▶ _The data_:
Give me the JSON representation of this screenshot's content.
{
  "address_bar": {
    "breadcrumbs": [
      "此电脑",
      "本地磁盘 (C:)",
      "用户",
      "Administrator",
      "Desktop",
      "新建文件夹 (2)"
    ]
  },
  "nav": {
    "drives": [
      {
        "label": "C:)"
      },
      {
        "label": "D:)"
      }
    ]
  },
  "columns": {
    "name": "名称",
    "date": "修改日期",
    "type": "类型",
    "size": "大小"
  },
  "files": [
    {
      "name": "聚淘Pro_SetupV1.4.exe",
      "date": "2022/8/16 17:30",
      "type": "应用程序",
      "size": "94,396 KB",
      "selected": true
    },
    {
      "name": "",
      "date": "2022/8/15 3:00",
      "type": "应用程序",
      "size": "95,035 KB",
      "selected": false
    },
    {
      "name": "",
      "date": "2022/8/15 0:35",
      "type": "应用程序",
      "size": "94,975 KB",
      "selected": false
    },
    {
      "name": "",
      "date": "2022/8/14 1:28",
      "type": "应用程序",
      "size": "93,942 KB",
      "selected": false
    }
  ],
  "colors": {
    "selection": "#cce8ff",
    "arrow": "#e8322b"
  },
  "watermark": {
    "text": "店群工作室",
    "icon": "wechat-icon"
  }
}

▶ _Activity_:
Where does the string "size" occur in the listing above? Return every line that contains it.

▶ _Exercise answer_:
    "size": "大小"
      "size": "94,396 KB",
      "size": "95,035 KB",
      "size": "94,975 KB",
      "size": "93,942 KB",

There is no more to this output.